The human imperative of stabilizing global climate change at 1.5°C

Authors: Hoegh-Guldberg, O., Brown, S. et al.

Journal: Science

Volume: 365

Issue: 6459

eISSN: 1095-9203

ISSN: 0036-8075

DOI: 10.1126/science.aaw6974

Abstract:

Increased concentrations of atmospheric greenhouse gases have led to a global mean surface temperature 1.0°C higher than during the pre-industrial period. We expand on the recent IPCC Special Report on global warming of 1.5°C and review the additional risks associated with higher levels of warming, each having major implications for multiple geographies, climates, and ecosystems. Limiting warming to 1.5°C rather than 2.0°C would be required to maintain substantial proportions of ecosystems and would have clear benefits for human health and economies.
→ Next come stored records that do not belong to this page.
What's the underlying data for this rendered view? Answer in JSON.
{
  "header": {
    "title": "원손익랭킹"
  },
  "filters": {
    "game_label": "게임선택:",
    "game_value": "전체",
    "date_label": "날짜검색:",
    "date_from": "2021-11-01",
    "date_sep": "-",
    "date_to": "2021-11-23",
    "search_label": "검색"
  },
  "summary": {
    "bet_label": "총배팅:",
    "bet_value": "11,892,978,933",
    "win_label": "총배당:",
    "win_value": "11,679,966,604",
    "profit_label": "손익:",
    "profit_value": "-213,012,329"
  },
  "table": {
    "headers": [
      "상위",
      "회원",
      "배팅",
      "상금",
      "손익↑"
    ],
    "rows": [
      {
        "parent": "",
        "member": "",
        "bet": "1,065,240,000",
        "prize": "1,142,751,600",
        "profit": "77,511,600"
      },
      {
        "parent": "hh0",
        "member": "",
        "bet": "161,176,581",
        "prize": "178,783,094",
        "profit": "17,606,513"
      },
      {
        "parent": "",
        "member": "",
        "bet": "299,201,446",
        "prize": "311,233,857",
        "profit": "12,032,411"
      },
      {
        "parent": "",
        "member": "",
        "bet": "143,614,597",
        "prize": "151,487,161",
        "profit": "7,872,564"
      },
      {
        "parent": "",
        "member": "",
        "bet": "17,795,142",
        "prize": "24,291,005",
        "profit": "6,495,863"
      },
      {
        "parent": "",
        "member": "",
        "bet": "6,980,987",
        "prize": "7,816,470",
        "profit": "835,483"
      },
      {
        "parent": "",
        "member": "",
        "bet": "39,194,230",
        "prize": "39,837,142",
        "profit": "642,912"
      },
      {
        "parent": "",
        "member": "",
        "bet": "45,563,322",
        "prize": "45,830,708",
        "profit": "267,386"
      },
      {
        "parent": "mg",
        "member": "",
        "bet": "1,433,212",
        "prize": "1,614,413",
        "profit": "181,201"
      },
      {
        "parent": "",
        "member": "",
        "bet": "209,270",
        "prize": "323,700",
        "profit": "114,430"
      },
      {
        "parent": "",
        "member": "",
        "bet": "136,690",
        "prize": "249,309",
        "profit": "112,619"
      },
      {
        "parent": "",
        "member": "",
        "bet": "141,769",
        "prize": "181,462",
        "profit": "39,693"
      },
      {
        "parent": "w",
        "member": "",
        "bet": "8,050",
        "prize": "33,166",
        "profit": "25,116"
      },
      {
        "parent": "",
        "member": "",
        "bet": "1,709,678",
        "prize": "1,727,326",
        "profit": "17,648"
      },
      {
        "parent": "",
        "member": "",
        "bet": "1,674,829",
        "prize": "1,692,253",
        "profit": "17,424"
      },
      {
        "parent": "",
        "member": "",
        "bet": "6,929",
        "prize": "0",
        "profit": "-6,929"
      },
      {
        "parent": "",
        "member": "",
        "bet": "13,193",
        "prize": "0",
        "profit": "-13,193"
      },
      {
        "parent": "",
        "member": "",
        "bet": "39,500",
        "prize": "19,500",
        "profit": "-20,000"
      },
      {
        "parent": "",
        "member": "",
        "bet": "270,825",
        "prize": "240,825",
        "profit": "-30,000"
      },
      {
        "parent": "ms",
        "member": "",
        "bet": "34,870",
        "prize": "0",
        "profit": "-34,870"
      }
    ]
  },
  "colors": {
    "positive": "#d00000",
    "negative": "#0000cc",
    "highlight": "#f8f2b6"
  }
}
These conclusions are relevant for people everywhere, particularly in low- and middle-income countries, where the escalation of climate-related risks may prevent the achievement of the United Nations Sustainable Development Goals.

http://eprints.bournemouth.ac.uk/32695/

Source: Scopus

The human imperative of stabilizing global climate change at 1.5°C.

Authors: Hoegh-Guldberg, O., Brown, S. et al.

Journal: Science

Volume: 365

Issue: 6459

eISSN: 1095-9203

DOI: 10.1126/science.aaw6974

Abstract:

Increased concentrations of atmospheric greenhouse gases have led to a global mean surface temperature 1.0°C higher than during the pre-industrial period. We expand on the recent IPCC Special Report on global warming of 1.5°C and review the additional risks associated with higher levels of warming, each having major implications for multiple geographies, climates, and ecosystems. Limiting warming to 1.5°C rather than 2.0°C would be required to maintain substantial proportions of ecosystems and would have clear benefits for human health and economies. These conclusions are relevant for people everywhere, particularly in low- and middle-income countries, where the escalation of climate-related risks may prevent the achievement of the United Nations Sustainable Development Goals.

http://eprints.bournemouth.ac.uk/32695/

Source: PubMed

The human imperative of stabilizing global climate change at 1.5 degrees C

Authors: Hoegh-Guldberg, O., Brown, S. et al.

Journal: SCIENCE

Volume: 365

Issue: 6459

Pages: 1263-+

eISSN: 1095-9203

ISSN: 0036-8075

DOI: 10.1126/science.aaw6974

http://eprints.bournemouth.ac.uk/32695/

Source: Web of Science (Lite)

The human imperative of stabilizing global climate change at 1.5°C

Authors: Hoegh-Guldberg, O., Brown, S. et al.

Journal: Science

Abstract:

Global mean surface temperature is now 1.0°C higher than the pre-industrial period due to increasing atmospheric greenhouse gases. Significant changes to natural and human (managed) systems have already occurred emphasizing serious near-term risks. Here, we expand on the recent IPCC Special Report on global warming of 1.5°C as well as additional risks associated with dangerous and irreversible states at higher levels of warming, each having major implications for multiple geographies, climates and ecosystems. Limiting warming to 1.5°C rather than 2.0°C is very beneficial, maintaining significant proportions of systems such as Arctic summer sea ice, forests and coral reefs as well as having clear benefits for human health and economies. These conclusions are relevant for people everywhere, particularly in low- and middle-income countries, where climate related risks to livelihoods, health, food, water, and economic growth are escalating with major implications for the achievement of the United Nations Sustainable Development Goals.

http://eprints.bournemouth.ac.uk/32695/

Source: Manual

The human imperative of stabilizing global climate change at 1.5°C.

Authors: Hoegh-Guldberg, O., Brown, S. et al.

Journal: Science (New York, N.Y.)

Volume: 365

Issue: 6459

eISSN: 1095-9203

ISSN: 0036-8075

DOI: 10.1126/science.aaw6974

Abstract:

Increased concentrations of atmospheric greenhouse gases have led to a global mean surface temperature 1.0°C higher than during the pre-industrial period. We expand on the recent IPCC Special Report on global warming of 1.5°C and review the additional risks associated with higher levels of warming, each having major implications for multiple geographies, climates, and ecosystems. Limiting warming to 1.5°C rather than 2.0°C would be required to maintain substantial proportions of ecosystems and would have clear benefits for human health and economies. These conclusions are relevant for people everywhere, particularly in low- and middle-income countries, where the escalation of climate-related risks may prevent the achievement of the United Nations Sustainable Development Goals.

http://eprints.bournemouth.ac.uk/32695/

Source: Europe PubMed Central